A reader who calls himself or herself “Democracy” left comments criticizing me for defending Randi Weingarten–or perhaps for not attacking her.

Here is my response to Democracy:

Democracy, you ask a good question, and I will answer as best I can..

As you know, I have criticized the Common Core in many posts. I have criticized the lack of transparency and the lack of educator participation in its development. I have criticized the fact that the Gates Foundation paid out nearly $200 million to develop and promote the CCSS, which really means they are the Gates Standards. I have said that rigorous standards will not solve–let alone address–the economic dysfunction at the root of educational inequality–and is likely to exacerbate it.

Randi Weingarten is certainly more positive about Common Core than I am. She is the president of the AFT and has been willing to engage on the issues, while the NEA has remained supportive of Common Core and silent.

I have long believed that Randi would ultimately change course, and she has done so recently. First, she called for a moratorium on testing. only days ago, she came out in opposition to VAM, saying that VAM is a sham. She has followed her reasoning to its logical conclusion, which is that Common Core should be decoupled from testing. If Common Core is in fact decoupled from testing, it loses its power as a means of rating and ranking students and teachers and principals. It becomes a set of standards that may or may not prove useful but has no power to ruin lives and careers

The next, inevitable step is to recognize that Common Core must be amended by teachers and scholars. As it currently exists, it is an infallible edict encased in concrete. No standards are so perfect that they need never be updated.

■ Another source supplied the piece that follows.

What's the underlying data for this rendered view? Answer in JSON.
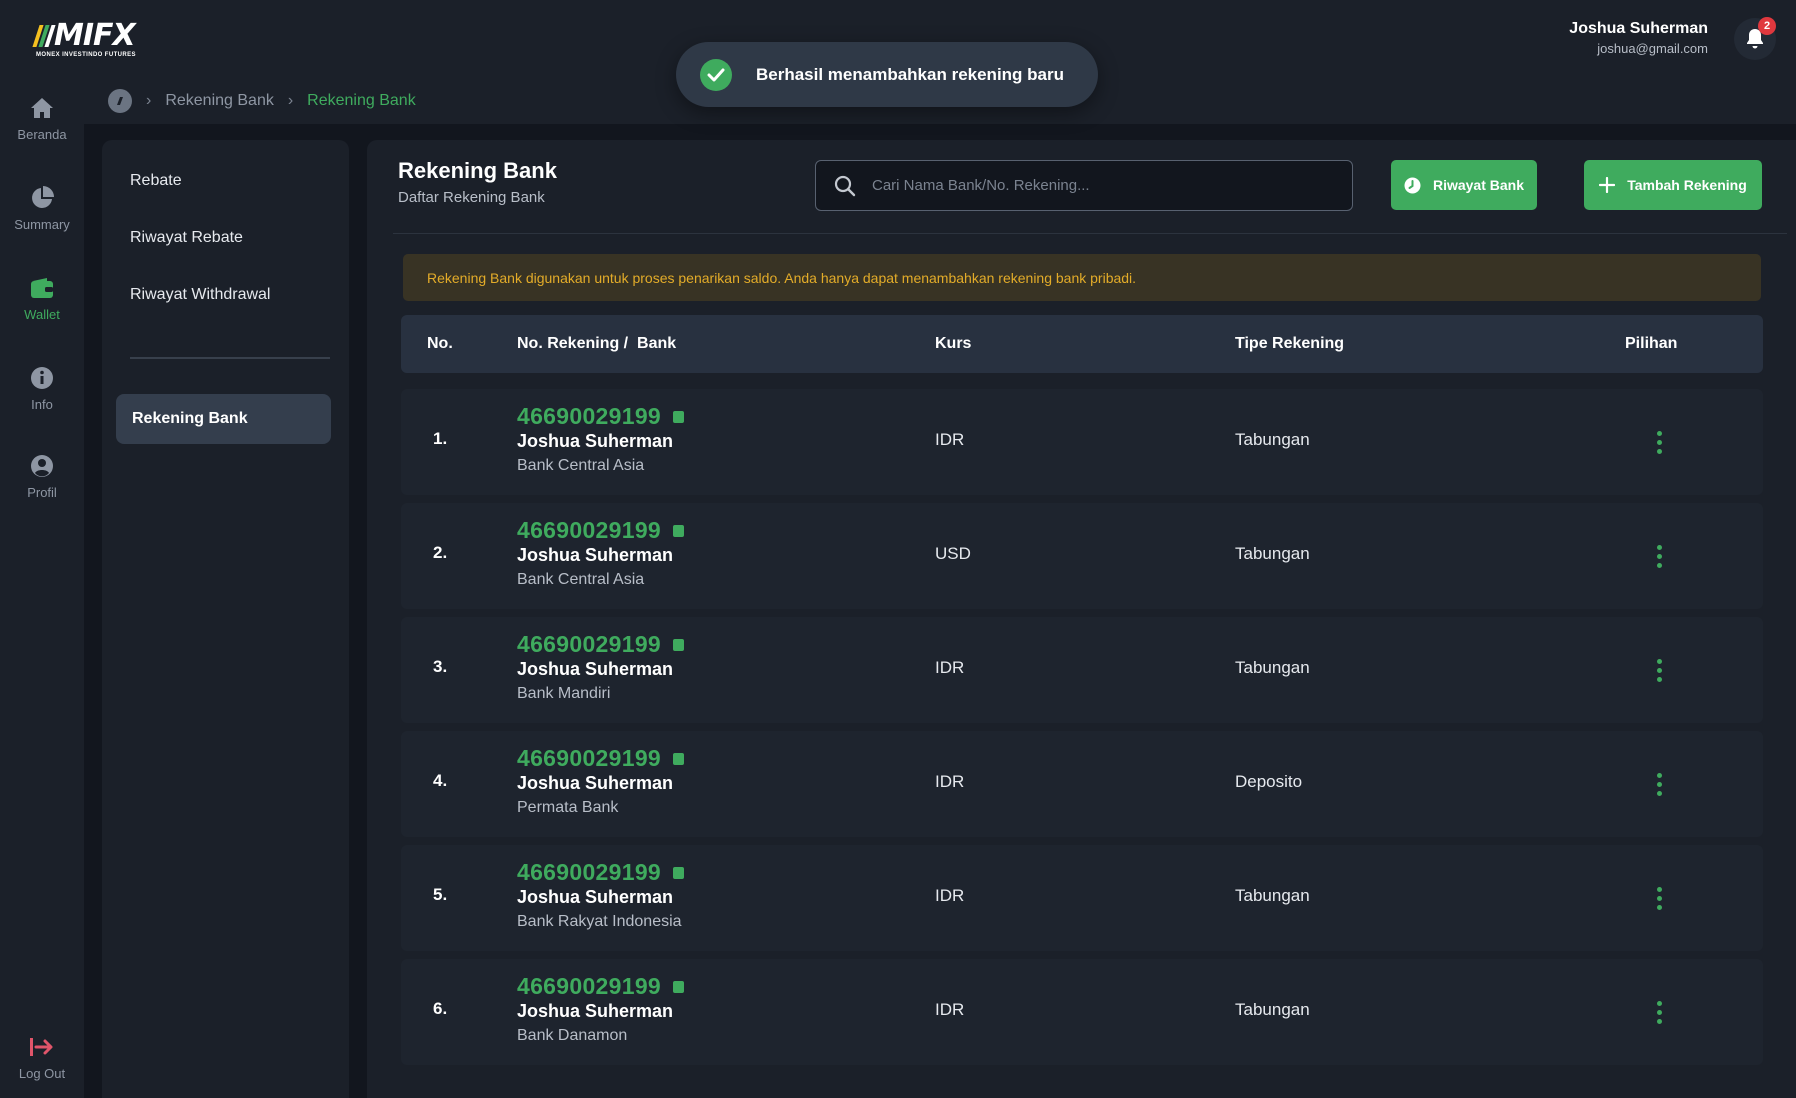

I will not attack Randi, not only because she is a personal friend, not only because she is showing the capacity to evolve and change her mind, but because we who object to the current demolition derby can’t prevail without the support of at least one of the major unions. In short, we need her leadership. To turn against her is to wound our cause irreparably, our cause being the survival of public education and the teaching profession. To attack one of our few national leaders in the middle of a crucial war will aid those who are attacking public education and teachers. If we who are allies fight one another, we lose. I prefer success to defeat. Too much is riding on the outcome of these questions to indulge in ideological purity and cast out those who are not in complete agreement.